Mallinckrodt Professor of Physics and of Applied Physics, Harvard University, USA
Country of birth: Denmark
Educational background: PhD Physics, MS Physics, and BS Mathematics and Physics, Aarhus Universitet, Denmark
A typical work day
I teach undergraduate and graduate classes and conduct research, work closely with PhD students and post-doctoral fellows on joint research projects, and discuss science with colleagues. I travel to give talks about research, write grant applications and grant reports, serve on committees at the university and other institutions, write letters of recommendation for students, bargain with companies for equipment purchases, and so much more. Running a lab and a research group at a university is similar to running a business: we need funding and have to spend it wisely.
What I enjoy most
Teaching students-I enjoy when students ask questions during lectures. In a real sense, it takes "two to tango." As a teacher, you feel much more stimulated if students participate, and I have had some great students who were truly fun to work with. And I love to be in the lab. When we did our first
slow light experiments, and we first slowed light to the speed of a bicycle, it was late at night-2:00 or 3:00 a.m.-and it was truly amazing to be in completely new territory and worth all the hard work it took to get there. In working with students, I find it particularly gratifying when someone picks up
and starts to be bold in the lab.
Words of wisdom
I find it very stimulating to be around poets, artists, and musicians. The similarities of the creative processes in the sciences and the arts are often not appreciated, and it is important to realize that doing physics is not just "cold and rational." Which topics one picks to study and the way one goes
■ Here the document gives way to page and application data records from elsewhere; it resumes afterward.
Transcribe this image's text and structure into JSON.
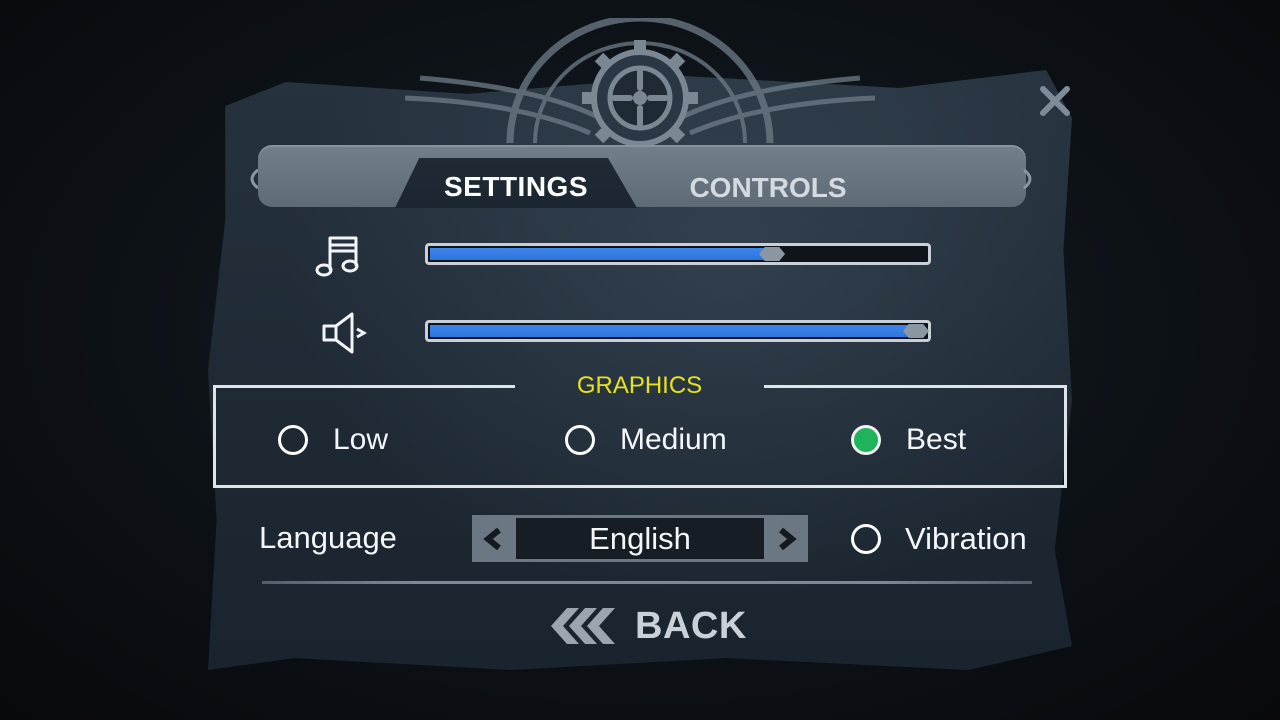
{
  "tabs": {
    "settings_label": "SETTINGS",
    "controls_label": "CONTROLS",
    "active": "settings"
  },
  "audio": {
    "music_icon": "music-note-icon",
    "music_level": 0.69,
    "sound_icon": "speaker-icon",
    "sound_level": 0.98,
    "fill_color": "#2f74dd"
  },
  "graphics": {
    "title": "GRAPHICS",
    "title_color": "#e8e21b",
    "options": [
      "Low",
      "Medium",
      "Best"
    ],
    "selected": "Best",
    "selected_color": "#1fb35b"
  },
  "language": {
    "label": "Language",
    "value": "English",
    "prev_icon": "chevron-left-icon",
    "next_icon": "chevron-right-icon"
  },
  "vibration": {
    "label": "Vibration",
    "enabled": false
  },
  "back": {
    "label": "BACK",
    "icon": "triple-chevron-left-icon"
  },
  "close_icon": "close-icon"
}
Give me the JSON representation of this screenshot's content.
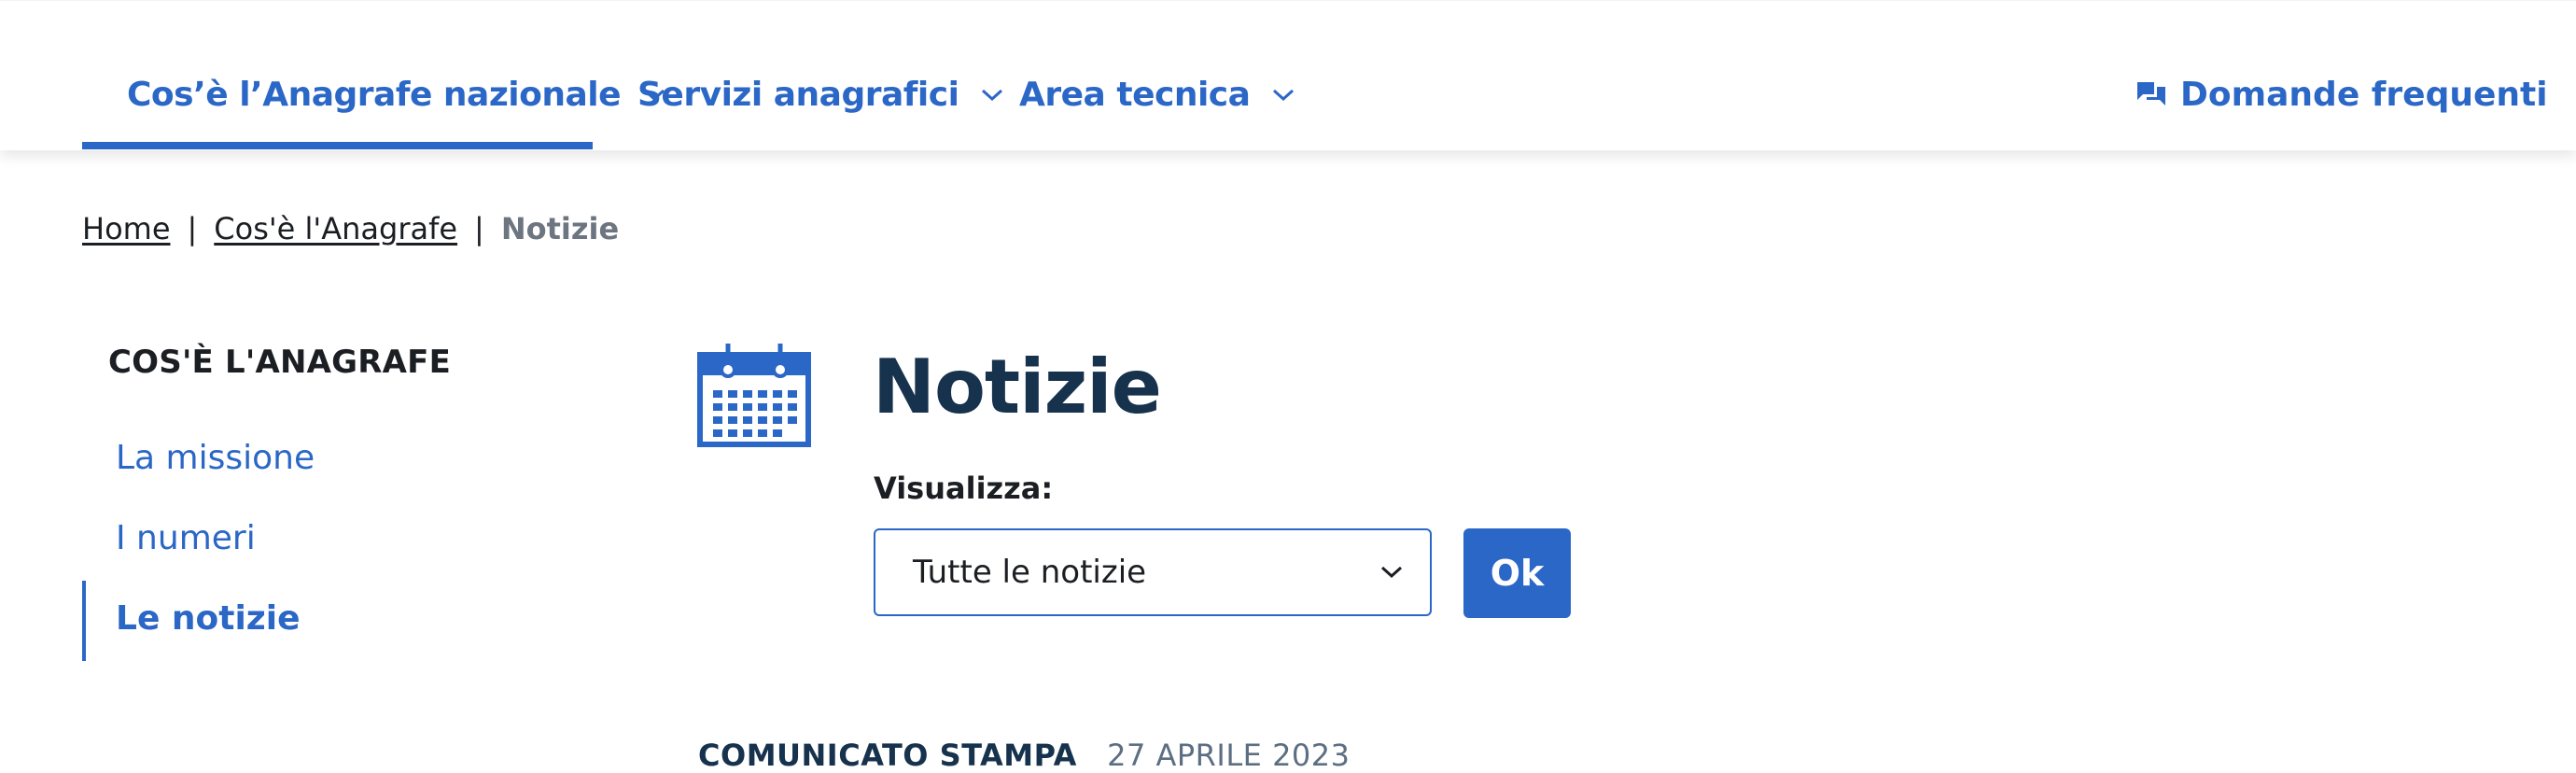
{
  "header": {
    "nav": [
      {
        "label": "Cos’è l’Anagrafe nazionale"
      },
      {
        "label": "Servizi anagrafici"
      },
      {
        "label": "Area tecnica"
      }
    ],
    "faq_label": "Domande frequenti"
  },
  "breadcrumb": {
    "items": [
      "Home",
      "Cos'è l'Anagrafe"
    ],
    "current": "Notizie",
    "separator": "|"
  },
  "sidebar": {
    "title": "COS'È L'ANAGRAFE",
    "items": [
      {
        "label": "La missione",
        "active": false
      },
      {
        "label": "I numeri",
        "active": false
      },
      {
        "label": "Le notizie",
        "active": true
      }
    ]
  },
  "main": {
    "title": "Notizie",
    "filter_label": "Visualizza:",
    "filter_value": "Tutte le notizie",
    "ok_label": "Ok",
    "first_news": {
      "category": "COMUNICATO STAMPA",
      "date": "27 APRILE 2023"
    }
  },
  "colors": {
    "accent": "#2b67c6",
    "title": "#17324d",
    "text": "#1b1e22",
    "muted": "#6d7580"
  }
}
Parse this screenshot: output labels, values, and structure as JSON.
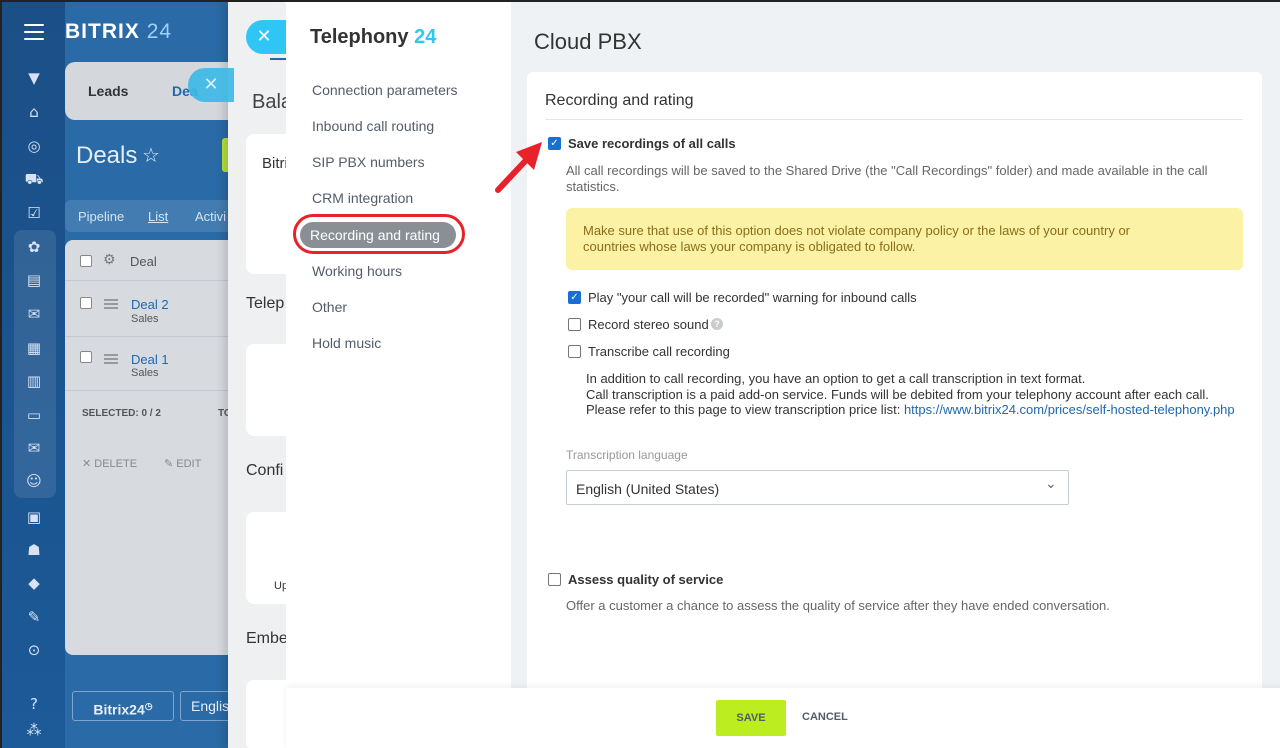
{
  "crm": {
    "brand_name": "BITRIX",
    "brand_num": "24",
    "tabs": [
      "Leads",
      "Dea"
    ],
    "deals_title": "Deals",
    "filters": [
      "Pipeline",
      "List",
      "Activi"
    ],
    "list_header": "Deal",
    "rows": [
      {
        "name": "Deal 2",
        "sub": "Sales"
      },
      {
        "name": "Deal 1",
        "sub": "Sales"
      }
    ],
    "selected": "SELECTED: 0 / 2",
    "to": "TO",
    "delete": "DELETE",
    "edit": "EDIT",
    "footer_brand": "Bitrix24",
    "footer_lang": "English"
  },
  "middle": {
    "t1": "Bala",
    "t2": "Bitri",
    "t3": "Telep",
    "t4": "Confi",
    "t5": "Up",
    "t6": "Embe"
  },
  "telephony": {
    "title": "Telephony",
    "title_num": "24",
    "menu": [
      "Connection parameters",
      "Inbound call routing",
      "SIP PBX numbers",
      "CRM integration",
      "Recording and rating",
      "Working hours",
      "Other",
      "Hold music"
    ]
  },
  "page": {
    "title": "Cloud PBX",
    "section_title": "Recording and rating",
    "save_all_label": "Save recordings of all calls",
    "save_all_checked": true,
    "save_all_desc": "All call recordings will be saved to the Shared Drive (the \"Call Recordings\" folder) and made available in the call statistics.",
    "warning": "Make sure that use of this option does not violate company policy or the laws of your country or countries whose laws your company is obligated to follow.",
    "play_warning_label": "Play \"your call will be recorded\" warning for inbound calls",
    "play_warning_checked": true,
    "stereo_label": "Record stereo sound",
    "stereo_checked": false,
    "transcribe_label": "Transcribe call recording",
    "transcribe_checked": false,
    "transcribe_desc_1": "In addition to call recording, you have an option to get a call transcription in text format.",
    "transcribe_desc_2": "Call transcription is a paid add-on service. Funds will be debited from your telephony account after each call.",
    "transcribe_desc_3": "Please refer to this page to view transcription price list:",
    "transcribe_link": "https://www.bitrix24.com/prices/self-hosted-telephony.php",
    "lang_label": "Transcription language",
    "lang_value": "English (United States)",
    "quality_label": "Assess quality of service",
    "quality_checked": false,
    "quality_desc": "Offer a customer a chance to assess the quality of service after they have ended conversation."
  },
  "footer": {
    "save": "SAVE",
    "cancel": "CANCEL"
  },
  "colors": {
    "accent": "#2fc6f6",
    "save_button": "#bbed21",
    "highlight_ring": "#e8212b",
    "warning_bg": "#fbf2a5"
  },
  "icons": [
    "menu-icon",
    "close-icon",
    "star-icon",
    "gear-icon",
    "help-icon",
    "chevron-down-icon",
    "checkmark-icon",
    "annotation-arrow"
  ]
}
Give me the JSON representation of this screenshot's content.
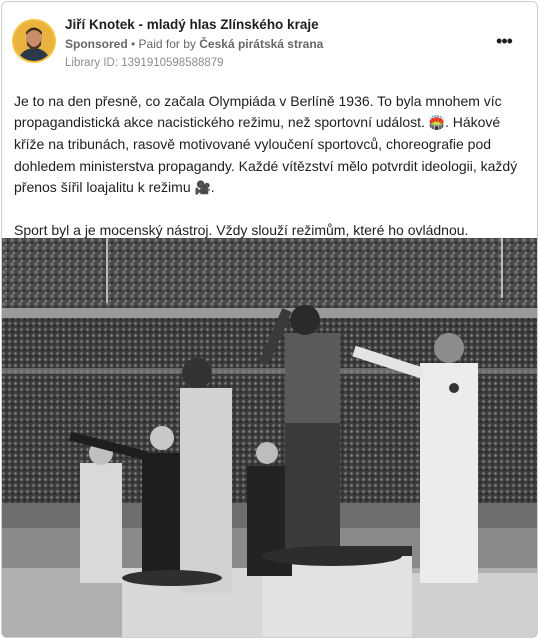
{
  "post": {
    "author": "Jiří Knotek - mladý hlas Zlínského kraje",
    "sponsored_label": "Sponsored",
    "separator": " • ",
    "paid_for_label": "Paid for by ",
    "funder": "Česká pirátská strana",
    "library_id": "Library ID: 1391910598588879",
    "more_icon": "more-horizontal-icon",
    "paragraph_1_a": "Je to na den přesně, co začala Olympiáda v Berlíně 1936. To byla mnohem víc propagandistická akce nacistického režimu, než sportovní událost. ",
    "emoji_1": "🏟️",
    "paragraph_1_b": ". Hákové kříže na tribunách, rasově motivované vyloučení sportovců, choreografie pod dohledem ministerstva propagandy. Každé vítězství mělo potvrdit ideologii, každý přenos šířil loajalitu k režimu ",
    "emoji_2": "🎥",
    "paragraph_1_c": ".",
    "paragraph_2": "Sport byl a je mocenský nástroj. Vždy slouží režimům, které ho ovládnou. Stejně…"
  },
  "media": {
    "photo_icon": "black-and-white-olympic-podium-photo"
  }
}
about it is a very personal decision. My best advice to students: you have to love what you are doing to do it well. Then focus, and above all, believe in yourself.